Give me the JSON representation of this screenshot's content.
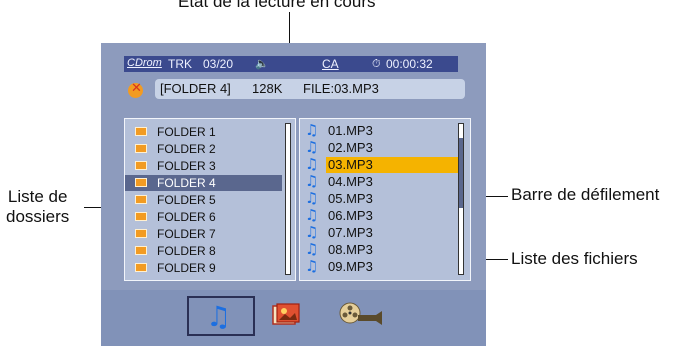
{
  "annotations": {
    "top_label": "Etat de la lecture en cours",
    "folders_label_line1": "Liste de",
    "folders_label_line2": "dossiers",
    "scrollbar_label": "Barre de défilement",
    "files_label": "Liste des fichiers"
  },
  "status": {
    "media": "CDrom",
    "track_label": "TRK",
    "track": "03/20",
    "audio_glyph": "🔈",
    "ca": "CA",
    "time_glyph": "⏱",
    "time": "00:00:32"
  },
  "info": {
    "folder": "[FOLDER 4]",
    "bitrate": "128K",
    "file": "FILE:03.MP3"
  },
  "folders": [
    {
      "label": "FOLDER 1",
      "selected": false
    },
    {
      "label": "FOLDER 2",
      "selected": false
    },
    {
      "label": "FOLDER 3",
      "selected": false
    },
    {
      "label": "FOLDER 4",
      "selected": true
    },
    {
      "label": "FOLDER 5",
      "selected": false
    },
    {
      "label": "FOLDER 6",
      "selected": false
    },
    {
      "label": "FOLDER 7",
      "selected": false
    },
    {
      "label": "FOLDER 8",
      "selected": false
    },
    {
      "label": "FOLDER 9",
      "selected": false
    }
  ],
  "files": [
    {
      "label": "01.MP3",
      "selected": false
    },
    {
      "label": "02.MP3",
      "selected": false
    },
    {
      "label": "03.MP3",
      "selected": true
    },
    {
      "label": "04.MP3",
      "selected": false
    },
    {
      "label": "05.MP3",
      "selected": false
    },
    {
      "label": "06.MP3",
      "selected": false
    },
    {
      "label": "07.MP3",
      "selected": false
    },
    {
      "label": "08.MP3",
      "selected": false
    },
    {
      "label": "09.MP3",
      "selected": false
    }
  ],
  "icons": {
    "close": "close-icon",
    "folder": "folder-icon",
    "file": "music-note-icon",
    "tab_music": "music-note-icon",
    "tab_photo": "photo-icon",
    "tab_video": "film-reel-icon"
  },
  "colors": {
    "panel": "#b4c0d9",
    "status_bar": "#3b4a8e",
    "selected_file": "#f5b300",
    "selected_folder": "#5a678e"
  }
}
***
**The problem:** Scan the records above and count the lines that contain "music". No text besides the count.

**Response to the exercise:** 2